Peru’s uncontacted Mashco-Piro tribe is facing the very real threat of being exploited by ‘human safaris’, according to British newspaper The Observer.
Last month, Survival released detailed photos of the tribe, to draw attention to the importance of protecting them from unwanted contact.
The Mashco-Piro live in Peru’s Manú National Park, which is extremely popular with tourists, and sightings of the tribe have increased in the last year.
Illegal logging and nearby oil and gas projects are forcing them out of the forest and closer to the riverbanks, where they are more visible to passing boats.
Now, The Observer says the Mashco-Piro could fall victim to yet another threat – ‘human safaris’; a scandal first exposed by Survival in India’s Andaman Islands in 2010.
An investigation by The Observer suggests that some unscrupulous tour-guides working in Manú Park are trying to profit from sightings of the tribe.
The newspaper has evidence that some companies are offering tourists ‘tailor-made programmes’ where they are ‘lucky’ enough to see ‘uncontacted natives’.
The findings bear a disturbing resemblance to the ‘human safari’ scandal on the Andaman Islands.
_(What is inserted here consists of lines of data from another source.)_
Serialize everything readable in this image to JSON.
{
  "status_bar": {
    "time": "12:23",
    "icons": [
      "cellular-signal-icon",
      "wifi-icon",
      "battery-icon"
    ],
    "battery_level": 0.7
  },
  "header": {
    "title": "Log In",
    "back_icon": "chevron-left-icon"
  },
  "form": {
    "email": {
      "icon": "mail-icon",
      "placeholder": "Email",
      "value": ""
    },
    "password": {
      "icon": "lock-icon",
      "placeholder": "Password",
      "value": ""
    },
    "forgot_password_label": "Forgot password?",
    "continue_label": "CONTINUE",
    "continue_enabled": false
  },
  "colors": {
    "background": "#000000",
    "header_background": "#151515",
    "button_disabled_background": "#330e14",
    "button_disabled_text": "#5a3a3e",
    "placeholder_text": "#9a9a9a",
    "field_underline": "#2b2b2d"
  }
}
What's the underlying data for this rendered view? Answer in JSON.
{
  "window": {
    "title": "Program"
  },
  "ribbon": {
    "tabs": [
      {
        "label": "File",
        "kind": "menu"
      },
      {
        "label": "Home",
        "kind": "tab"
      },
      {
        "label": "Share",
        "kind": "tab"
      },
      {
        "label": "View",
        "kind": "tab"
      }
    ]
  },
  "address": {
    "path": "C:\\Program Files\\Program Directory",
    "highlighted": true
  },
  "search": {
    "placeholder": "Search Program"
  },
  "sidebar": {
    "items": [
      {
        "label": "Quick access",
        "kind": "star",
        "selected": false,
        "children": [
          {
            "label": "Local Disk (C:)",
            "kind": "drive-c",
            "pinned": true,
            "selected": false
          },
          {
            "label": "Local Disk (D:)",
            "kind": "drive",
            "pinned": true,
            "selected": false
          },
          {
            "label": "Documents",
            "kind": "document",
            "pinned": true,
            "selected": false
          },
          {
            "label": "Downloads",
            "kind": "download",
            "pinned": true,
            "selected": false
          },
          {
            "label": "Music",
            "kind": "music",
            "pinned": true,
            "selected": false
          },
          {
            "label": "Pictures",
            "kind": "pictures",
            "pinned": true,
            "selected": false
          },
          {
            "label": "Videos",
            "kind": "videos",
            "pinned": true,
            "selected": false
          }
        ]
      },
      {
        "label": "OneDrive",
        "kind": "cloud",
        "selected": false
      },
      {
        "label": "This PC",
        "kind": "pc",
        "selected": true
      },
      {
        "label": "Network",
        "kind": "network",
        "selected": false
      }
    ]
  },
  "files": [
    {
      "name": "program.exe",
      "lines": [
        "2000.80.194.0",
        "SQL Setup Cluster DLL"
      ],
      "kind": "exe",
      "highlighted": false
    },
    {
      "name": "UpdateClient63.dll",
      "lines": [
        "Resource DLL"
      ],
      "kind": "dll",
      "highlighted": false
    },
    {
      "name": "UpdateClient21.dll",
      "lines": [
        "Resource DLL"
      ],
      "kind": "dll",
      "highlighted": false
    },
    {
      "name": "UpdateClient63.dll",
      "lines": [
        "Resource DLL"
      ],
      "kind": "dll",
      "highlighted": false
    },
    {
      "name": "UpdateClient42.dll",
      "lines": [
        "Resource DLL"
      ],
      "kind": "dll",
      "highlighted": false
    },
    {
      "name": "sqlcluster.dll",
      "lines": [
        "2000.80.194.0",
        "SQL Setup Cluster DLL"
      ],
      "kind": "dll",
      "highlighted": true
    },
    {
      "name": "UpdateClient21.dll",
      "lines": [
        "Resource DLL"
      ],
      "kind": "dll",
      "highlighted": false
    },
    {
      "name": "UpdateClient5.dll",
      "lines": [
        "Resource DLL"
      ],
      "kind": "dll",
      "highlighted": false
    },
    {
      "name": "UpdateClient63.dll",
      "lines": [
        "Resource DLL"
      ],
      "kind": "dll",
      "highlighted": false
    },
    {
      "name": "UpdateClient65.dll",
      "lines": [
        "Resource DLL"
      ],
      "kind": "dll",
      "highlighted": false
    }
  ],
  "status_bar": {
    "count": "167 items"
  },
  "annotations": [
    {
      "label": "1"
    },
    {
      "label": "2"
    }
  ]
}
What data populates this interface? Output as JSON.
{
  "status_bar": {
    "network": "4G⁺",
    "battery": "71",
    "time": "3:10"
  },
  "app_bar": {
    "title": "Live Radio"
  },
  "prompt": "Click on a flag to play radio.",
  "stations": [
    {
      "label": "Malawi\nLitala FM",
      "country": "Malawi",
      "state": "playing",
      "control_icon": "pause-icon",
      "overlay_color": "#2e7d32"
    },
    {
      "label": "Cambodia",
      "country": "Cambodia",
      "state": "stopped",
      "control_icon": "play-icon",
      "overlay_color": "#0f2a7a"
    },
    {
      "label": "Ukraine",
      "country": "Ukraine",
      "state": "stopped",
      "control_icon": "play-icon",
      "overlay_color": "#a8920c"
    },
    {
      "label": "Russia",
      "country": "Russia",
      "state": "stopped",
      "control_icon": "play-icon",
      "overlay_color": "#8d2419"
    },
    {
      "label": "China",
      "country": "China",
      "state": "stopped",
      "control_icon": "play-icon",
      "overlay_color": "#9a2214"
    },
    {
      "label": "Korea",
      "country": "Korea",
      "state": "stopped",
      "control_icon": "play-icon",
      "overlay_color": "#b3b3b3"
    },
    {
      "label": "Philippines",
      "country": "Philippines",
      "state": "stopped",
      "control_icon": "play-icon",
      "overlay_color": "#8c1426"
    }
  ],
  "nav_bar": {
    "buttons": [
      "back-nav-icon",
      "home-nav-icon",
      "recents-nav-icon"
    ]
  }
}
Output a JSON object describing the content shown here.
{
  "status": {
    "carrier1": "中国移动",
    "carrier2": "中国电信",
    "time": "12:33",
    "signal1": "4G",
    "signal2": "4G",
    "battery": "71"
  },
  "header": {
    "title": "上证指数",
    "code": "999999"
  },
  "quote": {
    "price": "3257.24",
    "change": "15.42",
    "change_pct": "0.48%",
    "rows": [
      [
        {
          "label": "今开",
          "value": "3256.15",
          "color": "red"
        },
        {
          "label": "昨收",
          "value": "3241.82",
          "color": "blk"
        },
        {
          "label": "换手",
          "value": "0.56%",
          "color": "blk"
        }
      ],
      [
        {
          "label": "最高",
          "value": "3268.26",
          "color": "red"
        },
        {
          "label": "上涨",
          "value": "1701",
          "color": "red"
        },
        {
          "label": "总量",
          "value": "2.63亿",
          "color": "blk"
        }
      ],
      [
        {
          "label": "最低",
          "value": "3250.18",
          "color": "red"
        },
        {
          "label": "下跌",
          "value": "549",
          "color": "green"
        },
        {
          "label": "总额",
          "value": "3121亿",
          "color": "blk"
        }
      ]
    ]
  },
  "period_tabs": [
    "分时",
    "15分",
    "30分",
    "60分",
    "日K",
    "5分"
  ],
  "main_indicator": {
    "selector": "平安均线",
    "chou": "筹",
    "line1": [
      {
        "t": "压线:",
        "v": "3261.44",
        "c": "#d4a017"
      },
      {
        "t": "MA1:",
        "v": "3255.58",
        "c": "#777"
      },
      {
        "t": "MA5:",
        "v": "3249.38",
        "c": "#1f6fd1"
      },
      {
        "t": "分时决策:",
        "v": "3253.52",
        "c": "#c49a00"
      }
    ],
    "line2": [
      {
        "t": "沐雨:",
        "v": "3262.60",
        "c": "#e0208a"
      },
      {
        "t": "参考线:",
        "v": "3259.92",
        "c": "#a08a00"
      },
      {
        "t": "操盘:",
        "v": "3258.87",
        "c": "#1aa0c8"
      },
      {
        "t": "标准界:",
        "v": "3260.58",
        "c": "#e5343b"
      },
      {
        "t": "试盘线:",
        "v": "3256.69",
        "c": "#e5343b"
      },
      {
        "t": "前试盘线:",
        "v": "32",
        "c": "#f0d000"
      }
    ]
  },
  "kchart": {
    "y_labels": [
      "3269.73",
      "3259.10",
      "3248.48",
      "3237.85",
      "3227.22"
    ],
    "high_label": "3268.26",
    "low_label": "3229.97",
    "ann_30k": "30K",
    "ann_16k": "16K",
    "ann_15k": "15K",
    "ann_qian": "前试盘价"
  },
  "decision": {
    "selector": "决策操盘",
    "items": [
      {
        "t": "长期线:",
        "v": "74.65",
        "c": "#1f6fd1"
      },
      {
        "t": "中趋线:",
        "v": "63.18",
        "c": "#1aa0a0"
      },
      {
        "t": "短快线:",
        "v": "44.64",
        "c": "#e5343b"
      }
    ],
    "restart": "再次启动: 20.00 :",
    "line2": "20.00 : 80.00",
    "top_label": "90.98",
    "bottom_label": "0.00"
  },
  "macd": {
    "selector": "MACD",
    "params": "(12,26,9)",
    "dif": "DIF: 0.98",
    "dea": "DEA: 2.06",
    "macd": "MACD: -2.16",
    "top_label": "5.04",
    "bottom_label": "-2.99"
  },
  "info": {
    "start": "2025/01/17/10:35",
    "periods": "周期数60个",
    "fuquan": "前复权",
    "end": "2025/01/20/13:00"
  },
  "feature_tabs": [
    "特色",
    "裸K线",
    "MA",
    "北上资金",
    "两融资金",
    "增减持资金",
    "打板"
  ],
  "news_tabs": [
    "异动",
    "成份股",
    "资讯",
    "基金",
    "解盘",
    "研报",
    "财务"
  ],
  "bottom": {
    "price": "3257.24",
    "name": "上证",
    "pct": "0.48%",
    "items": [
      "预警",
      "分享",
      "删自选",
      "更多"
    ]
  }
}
However, organizations in Peru are acting quickly to prevent such a situation.
Peruvian authorities and indigenous organization Fenamad are urging local residents to stay away from the tribe, and are setting up a guard post to prevent intruders from making unwanted contact.
They are also working closely together to ensure illegal loggers are caught and the tribe’s land protected.
Survival’s Director Stephen Corry said today, ‘Of course not all tour operators are pursuing ‘human safaris’, and it’s reassuring to read that some acknowledge the dangers for both tourists and the Mashco-Piro of large numbers of people entering this area. But the unscrupulous operators really need to be exposed, as encouraging tourists to ‘view’ the Mashco-Piro is extremely irresponsible, and potentially deadly.’